Yesterday, our students came barreling into our room at the beginning of second period with all their normal enthusiasm. Friendly banter and noisy chatter about what they'd done in history class, questions about homework and projects due later in the day, jokes and stories to share with us in the aim of mocking each other. Passing period is always a bit rowdy, but it's good-natured, and they generally manage to calm down when it's time for class to begin.
In this sort of chaos, you can imagine that registering anything other than the general insanity of the atmosphere is pretty tough. So it wasn't until we were asking the class to settle down that I noticed one of our students, L., leaning his head down to speak quietly to a bright and friendly girl, G., before walking to his seat. As he left her, I saw that her head was down, hair hanging down so as to mostly hide her face, but not hanging well enough to cover the fact that she was crying. And not just a couple tears, but really crying. I wasn't teaching yesterday - my supervising teacher was - so I was just sitting on the side of the room observing. Because of this, it was easier for me to notice G.'s tears and keep an eye on her.

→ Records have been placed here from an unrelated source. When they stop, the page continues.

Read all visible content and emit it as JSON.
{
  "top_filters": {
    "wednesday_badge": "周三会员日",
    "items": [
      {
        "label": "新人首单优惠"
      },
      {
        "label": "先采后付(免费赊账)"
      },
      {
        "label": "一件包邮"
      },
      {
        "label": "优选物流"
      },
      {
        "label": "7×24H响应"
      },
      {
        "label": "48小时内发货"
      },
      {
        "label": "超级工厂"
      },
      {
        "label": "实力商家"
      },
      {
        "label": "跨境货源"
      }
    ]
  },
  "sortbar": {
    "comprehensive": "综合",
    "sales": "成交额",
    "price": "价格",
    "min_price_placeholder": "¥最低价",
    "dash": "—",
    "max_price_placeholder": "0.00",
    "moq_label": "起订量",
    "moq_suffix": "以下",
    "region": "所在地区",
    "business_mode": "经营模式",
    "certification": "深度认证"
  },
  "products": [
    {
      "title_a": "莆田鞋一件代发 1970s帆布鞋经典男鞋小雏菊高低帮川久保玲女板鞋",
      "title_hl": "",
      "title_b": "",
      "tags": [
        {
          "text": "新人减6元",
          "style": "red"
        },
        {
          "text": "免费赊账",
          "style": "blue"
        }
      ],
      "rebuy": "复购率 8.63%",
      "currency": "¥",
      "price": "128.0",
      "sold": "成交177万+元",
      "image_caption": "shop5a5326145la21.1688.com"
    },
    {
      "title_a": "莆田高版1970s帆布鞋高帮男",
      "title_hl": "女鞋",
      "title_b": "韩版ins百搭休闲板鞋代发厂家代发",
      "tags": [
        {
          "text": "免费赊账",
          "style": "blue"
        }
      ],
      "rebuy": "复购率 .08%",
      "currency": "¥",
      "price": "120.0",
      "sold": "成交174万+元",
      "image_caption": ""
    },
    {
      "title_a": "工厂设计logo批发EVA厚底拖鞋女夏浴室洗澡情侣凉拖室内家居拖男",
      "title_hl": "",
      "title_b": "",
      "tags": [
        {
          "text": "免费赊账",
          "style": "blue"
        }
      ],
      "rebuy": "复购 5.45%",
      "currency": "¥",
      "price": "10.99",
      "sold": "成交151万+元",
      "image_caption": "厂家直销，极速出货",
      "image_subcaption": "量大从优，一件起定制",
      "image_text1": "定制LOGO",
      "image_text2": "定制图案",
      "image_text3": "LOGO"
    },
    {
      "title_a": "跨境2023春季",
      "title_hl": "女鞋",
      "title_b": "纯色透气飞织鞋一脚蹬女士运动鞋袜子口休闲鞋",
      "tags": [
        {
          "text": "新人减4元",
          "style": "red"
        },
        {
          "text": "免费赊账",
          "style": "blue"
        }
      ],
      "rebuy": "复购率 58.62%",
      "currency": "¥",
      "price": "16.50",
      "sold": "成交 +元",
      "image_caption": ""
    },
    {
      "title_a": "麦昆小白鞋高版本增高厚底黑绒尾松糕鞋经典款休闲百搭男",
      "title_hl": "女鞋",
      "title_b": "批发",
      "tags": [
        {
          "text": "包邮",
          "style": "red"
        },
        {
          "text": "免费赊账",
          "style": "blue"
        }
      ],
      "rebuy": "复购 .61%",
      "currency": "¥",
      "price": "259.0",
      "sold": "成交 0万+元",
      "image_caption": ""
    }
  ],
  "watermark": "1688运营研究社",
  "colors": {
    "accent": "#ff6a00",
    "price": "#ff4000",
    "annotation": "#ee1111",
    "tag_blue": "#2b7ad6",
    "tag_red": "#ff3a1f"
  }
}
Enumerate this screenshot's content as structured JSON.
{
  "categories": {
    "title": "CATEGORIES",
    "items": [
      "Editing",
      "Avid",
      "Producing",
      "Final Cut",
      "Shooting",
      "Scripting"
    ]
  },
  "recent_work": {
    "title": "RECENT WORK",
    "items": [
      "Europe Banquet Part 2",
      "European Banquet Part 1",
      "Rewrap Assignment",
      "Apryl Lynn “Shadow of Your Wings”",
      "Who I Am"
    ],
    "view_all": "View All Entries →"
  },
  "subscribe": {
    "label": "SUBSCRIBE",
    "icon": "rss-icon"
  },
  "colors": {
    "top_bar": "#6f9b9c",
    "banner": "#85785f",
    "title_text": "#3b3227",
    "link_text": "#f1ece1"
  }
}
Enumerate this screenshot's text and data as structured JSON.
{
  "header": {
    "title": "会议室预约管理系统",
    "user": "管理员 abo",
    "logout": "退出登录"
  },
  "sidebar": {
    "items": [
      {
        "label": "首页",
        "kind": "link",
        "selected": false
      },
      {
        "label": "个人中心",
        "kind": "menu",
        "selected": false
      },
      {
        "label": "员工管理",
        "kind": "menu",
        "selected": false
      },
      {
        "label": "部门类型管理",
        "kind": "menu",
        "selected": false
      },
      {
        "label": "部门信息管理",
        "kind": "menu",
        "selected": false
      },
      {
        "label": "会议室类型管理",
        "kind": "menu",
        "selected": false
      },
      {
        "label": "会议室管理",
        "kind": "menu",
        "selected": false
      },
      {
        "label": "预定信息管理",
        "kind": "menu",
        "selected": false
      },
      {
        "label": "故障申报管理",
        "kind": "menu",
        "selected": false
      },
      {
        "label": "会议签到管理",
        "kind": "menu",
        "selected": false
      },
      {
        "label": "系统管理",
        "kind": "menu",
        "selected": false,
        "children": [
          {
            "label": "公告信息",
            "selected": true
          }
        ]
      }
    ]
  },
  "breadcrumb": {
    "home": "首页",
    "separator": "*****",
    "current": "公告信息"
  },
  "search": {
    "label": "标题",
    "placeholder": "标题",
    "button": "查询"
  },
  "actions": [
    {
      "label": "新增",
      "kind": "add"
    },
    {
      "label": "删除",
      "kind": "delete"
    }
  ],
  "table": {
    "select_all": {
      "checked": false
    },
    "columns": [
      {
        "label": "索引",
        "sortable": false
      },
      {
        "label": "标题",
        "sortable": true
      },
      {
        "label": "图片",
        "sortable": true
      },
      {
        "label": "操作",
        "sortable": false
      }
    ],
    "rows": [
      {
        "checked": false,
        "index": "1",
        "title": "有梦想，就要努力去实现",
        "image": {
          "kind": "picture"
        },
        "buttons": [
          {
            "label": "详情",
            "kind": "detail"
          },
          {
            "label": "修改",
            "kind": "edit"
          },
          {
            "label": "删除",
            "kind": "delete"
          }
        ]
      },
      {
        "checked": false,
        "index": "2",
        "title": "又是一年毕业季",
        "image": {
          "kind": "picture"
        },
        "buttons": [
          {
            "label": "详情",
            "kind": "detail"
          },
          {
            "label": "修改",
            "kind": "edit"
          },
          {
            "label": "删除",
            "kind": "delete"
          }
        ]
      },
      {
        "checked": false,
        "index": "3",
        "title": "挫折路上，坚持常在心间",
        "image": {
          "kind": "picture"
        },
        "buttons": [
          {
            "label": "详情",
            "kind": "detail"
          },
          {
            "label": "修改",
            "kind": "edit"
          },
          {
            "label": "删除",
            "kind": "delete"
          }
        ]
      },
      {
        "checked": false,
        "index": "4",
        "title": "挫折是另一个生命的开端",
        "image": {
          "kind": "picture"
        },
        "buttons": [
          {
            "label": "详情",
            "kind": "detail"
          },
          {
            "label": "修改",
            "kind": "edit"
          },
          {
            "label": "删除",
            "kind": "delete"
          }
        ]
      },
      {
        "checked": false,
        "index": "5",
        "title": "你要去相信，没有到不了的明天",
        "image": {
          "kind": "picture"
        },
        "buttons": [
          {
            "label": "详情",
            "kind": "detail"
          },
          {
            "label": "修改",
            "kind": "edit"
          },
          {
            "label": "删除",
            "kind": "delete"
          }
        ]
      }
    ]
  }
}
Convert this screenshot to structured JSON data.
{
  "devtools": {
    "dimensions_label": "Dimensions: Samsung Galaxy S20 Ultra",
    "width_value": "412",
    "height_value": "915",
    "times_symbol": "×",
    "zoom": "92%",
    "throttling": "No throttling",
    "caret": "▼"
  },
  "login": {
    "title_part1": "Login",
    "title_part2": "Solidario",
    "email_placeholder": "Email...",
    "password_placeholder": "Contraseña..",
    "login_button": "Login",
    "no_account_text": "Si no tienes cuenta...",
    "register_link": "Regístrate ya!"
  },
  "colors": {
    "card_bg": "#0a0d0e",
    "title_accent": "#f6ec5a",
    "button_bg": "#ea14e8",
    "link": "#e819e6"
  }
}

G. sat bravely through the first few minutes of class, occasionally reaching up to wipe away her tears with a tissue. When walking around to check homework, I gave her a gentle pat on the back - just a general show of support. As I sat watching the class, however - and her in particular, of course - I kept wishing I could do more. A pat on the back is nice and all, but what if she needed to talk to someone? What if she wanted to leave the room to have some privacy while dealing with her emotions? But at the same time, I wasn't going to stop class and bring everyone's attention to what was going on with G. Especially after my supervising teacher, not realizing G. was having these problems, asked her in front of the entire class to take off her sunglasses (which she'd donned to cover her red eyes). G. gently shook her head, and Ms. D. figured out that something was up, and so dropped the issue. But still, I sat quietly, wondering what I should do.
Enter the all-powerful Post-it note. I went to the supply shelves and grabbed a Post-it pad. I quickly jotted down:
Hey G., I hope you're okay. Let me know if you want to go outside and talk. If you'd rather just stay here, that's fine too. - Miss David
Walking around the class, monitoring student work, I casually stuck the note to her desk. I kept walking, not wanting to hover, but visually checked back after about thirty seconds. She smiled at me in thanks, but made no indication that she wanted to talk. Which was totally fine with me - I just wanted her to have the option.
After about five minutes, when students were working in partners, G. walked over to my desk and dropped a scrap of notebook paper, folded in half. She dropped it off with a small smile and walked back to her partner to keep working. Her note said:
Thanks Miss David, I'll be alright I just don't want to talk about it right now. But yeah thanks again. - G.
P.S. I'll talk to you when I'm able to.
We still haven't talked, which is okay with me, because she seemed a little more back to normal today in class. I figure now she knows I'm here and willing to listen, and she can and will come to me when she needs/wants. What's important is that in the moment when it mattered, she felt reassured and I felt less helpless.
And all because of a little Post-it.